When your landscaping business is growing, there may come a time that you need to seek out new facilities to accommodate your growing staff and equipment.
One of your obvious concerns is having a large enough property to store all your trucks and equipment, but one element that can be overlooked is making sure that you have a suitable office space. While you may think as long as it meets your square footage needs, any space will do, there tends to be a little more nuance to it if you want optimal productivity.
“When someone tells us how many square feet they require, we always ask them for their thoughts on the shape of that office, too,” says Jonathan Wasserstrum, founder and CEO. “Long and narrow offices can feel very different from more circular ones, even if they might be the same size on paper. We want to make sure that on our prospective office tours we’re showing people not only offices that fit the budget and proposed size of the client, but also that they match the vision they have for how people will use the space.”
Taking the time to invest in finding an office space that meets the needs of your employees will help boost productivity, creativity and foster team building.
“It’s hard not to overstate the importance of selecting the right space and planning it out to accommodate your needs and the needs of your growing organization,” Wasserstrum says. “For small business owners in particular, it’s essential to get the most out of your employees each and every day.”
Make a point of requesting employees’ input as to what their interests and priorities are when it comes to an office layout.

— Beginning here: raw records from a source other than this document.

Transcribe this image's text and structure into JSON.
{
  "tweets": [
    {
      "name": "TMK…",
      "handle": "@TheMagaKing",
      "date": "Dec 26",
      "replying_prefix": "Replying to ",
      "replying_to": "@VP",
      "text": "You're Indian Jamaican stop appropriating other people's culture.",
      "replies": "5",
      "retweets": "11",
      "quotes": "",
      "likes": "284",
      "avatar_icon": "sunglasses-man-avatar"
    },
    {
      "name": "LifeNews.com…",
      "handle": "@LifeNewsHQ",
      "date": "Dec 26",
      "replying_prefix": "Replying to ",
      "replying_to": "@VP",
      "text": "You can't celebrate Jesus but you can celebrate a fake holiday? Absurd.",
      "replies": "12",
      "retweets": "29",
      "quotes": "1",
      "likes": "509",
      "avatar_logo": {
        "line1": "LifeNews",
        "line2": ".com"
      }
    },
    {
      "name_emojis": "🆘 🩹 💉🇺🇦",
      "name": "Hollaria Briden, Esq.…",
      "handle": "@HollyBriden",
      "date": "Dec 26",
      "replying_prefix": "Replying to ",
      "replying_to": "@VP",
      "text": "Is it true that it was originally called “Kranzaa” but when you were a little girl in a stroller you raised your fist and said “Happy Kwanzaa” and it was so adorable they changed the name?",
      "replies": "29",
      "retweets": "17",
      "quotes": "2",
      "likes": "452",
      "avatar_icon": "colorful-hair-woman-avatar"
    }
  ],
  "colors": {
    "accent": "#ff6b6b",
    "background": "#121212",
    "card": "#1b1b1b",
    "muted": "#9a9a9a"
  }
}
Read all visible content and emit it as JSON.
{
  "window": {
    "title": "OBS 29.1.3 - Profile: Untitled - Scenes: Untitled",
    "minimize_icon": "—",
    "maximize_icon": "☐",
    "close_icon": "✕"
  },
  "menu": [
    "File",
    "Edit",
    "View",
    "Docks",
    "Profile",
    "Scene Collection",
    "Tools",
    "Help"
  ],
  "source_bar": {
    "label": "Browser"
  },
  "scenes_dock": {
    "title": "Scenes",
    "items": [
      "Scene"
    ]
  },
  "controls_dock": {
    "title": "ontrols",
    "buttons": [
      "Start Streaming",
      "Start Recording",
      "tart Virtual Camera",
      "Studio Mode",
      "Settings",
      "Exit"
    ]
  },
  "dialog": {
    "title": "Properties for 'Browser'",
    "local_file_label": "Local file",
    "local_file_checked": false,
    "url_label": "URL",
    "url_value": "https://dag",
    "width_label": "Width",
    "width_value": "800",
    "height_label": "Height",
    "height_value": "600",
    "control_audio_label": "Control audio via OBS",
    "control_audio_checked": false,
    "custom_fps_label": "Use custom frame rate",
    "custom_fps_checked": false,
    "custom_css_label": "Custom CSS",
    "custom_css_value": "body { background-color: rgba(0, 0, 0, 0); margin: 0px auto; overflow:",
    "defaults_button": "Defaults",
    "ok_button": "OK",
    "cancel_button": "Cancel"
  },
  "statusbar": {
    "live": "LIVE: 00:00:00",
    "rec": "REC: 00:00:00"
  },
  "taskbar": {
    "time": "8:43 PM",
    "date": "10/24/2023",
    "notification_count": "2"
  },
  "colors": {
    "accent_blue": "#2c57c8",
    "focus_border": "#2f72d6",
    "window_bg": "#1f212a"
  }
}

“For instance, if you have a team performing a more administrative role, such as accounting, they might prefer a traditional cubicle structure where they can focus and remain undisturbed,” Wasserstrum says. “If it’s a more creative group, like designers, you’ll want a more open office space that not only allows for them to speak with colleagues but embraces such interactions. It’s not impossible for people to adapt to the surroundings they’re given, but if you want for your employees to perform their best work, you need to give some serious thought to the office space you select that goes well beyond the size of the space.”
One particular layout Wasserstrum suggests for landscape designers is an office space that offers considerable amounts of natural light with the desks lining the outside of the space. A larger common area desk space is placed in the middle of the room so designers can collaborate on sketches and 3D models.
“They’ll also want to have plenty of room for storage since those designs can be big and bulky,” he says. “Plan appropriately ahead of time how they’ll organize and keep documents and resources.”
If you have clients come visit this office space, consider what their experience and first impression will be in your facility.
“If you’re making do in a smaller space, the most essential component to keep is that the aesthetic of the office construction matches what you hope clients will take away,” Wasserstrum says. “With a physical offering like landscape architecture, people are more prone to remember what they saw and how that made them feel than what was described to them as an option. Pick the right details for your space, such as fixtures, so that even within a more limited spot, clients will recognize and be struck by the immense precision that went into the office. Treat your office as if it’s a showroom for your work, to display what you do. Anyone who walks out should have a clear picture of what you bring to the table.”
In recent years, open office floor plans have become quite popular and while they can be ideal for some organizations they are certainly not for every business. If you are leaning toward an open office, ask yourself why you want that layout and how it will suit your employees.
Open office plans can help new employees feel connected early on and encourage workers to collaborate and share ideas. On the flip side, this can cause things to be louder than some people would like.
“Different office design fads will come in and out of style, but you want to make sure that even if the trends change a year or two from now, you’re still secure with what you opted for because it still makes sense for your growing team,” Wasserstrum says. “Open offices can be a one-of-a-kind solution for the right company at the right time, and it’s also possible that same company will reconsider its layout for its next offices because the status quo and state of the business has changed. We have to pay attention and work with the client to make sure they get the right thing, not the popular thing.”
Another option is the traditional office layout with individual offices around the periphery of the space and cubicles in the center of the room.
“This type of operation is common and extremely functional and familiar in nature,” Wasserstrum says. “If you’re looking for a more corporate look and feel to the office, there’s no better choice for your executives and for your staff.”
The downside to this sort of space is if the executives are often out of the office, resulting in a lot of unused space. It can also cut off the support staff in the middle of the room from the natural light.
Whatever office design and layout you end up choosing will vary based on your employees and the goals you are trying to achieve at your landscaping company.